WHAT YOU ARE ASKED TO DO:
Word for word, restate every entry that follows.

RECORDS TO USE:

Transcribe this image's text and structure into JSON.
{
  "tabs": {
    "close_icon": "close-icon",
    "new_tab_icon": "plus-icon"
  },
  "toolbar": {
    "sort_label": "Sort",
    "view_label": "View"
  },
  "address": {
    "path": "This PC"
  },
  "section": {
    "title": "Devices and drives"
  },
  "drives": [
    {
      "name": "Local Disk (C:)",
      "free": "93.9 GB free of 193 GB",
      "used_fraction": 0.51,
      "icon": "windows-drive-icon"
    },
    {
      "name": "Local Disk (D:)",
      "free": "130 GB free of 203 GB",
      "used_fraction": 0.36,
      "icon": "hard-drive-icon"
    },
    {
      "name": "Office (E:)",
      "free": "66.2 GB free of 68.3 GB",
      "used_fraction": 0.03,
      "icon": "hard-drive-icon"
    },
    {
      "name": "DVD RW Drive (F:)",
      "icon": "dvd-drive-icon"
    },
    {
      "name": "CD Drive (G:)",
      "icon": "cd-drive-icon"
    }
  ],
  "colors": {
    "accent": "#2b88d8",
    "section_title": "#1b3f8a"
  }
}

RESULT:
Transcribe this image's text and structure into JSON.
{
  "tabs": {
    "close_icon": "close-icon",
    "new_tab_icon": "plus-icon"
  },
  "toolbar": {
    "sort_label": "Sort",
    "view_label": "View"
  },
  "address": {
    "path": "This PC"
  },
  "section": {
    "title": "Devices and drives"
  },
  "drives": [
    {
      "name": "Local Disk (C:)",
      "free": "93.9 GB free of 193 GB",
      "used_fraction": 0.51,
      "icon": "windows-drive-icon"
    },
    {
      "name": "Local Disk (D:)",
      "free": "130 GB free of 203 GB",
      "used_fraction": 0.36,
      "icon": "hard-drive-icon"
    },
    {
      "name": "Office (E:)",
      "free": "66.2 GB free of 68.3 GB",
      "used_fraction": 0.03,
      "icon": "hard-drive-icon"
    },
    {
      "name": "DVD RW Drive (F:)",
      "icon": "dvd-drive-icon"
    },
    {
      "name": "CD Drive (G:)",
      "icon": "cd-drive-icon"
    }
  ],
  "colors": {
    "accent": "#2b88d8",
    "section_title": "#1b3f8a"
  }
}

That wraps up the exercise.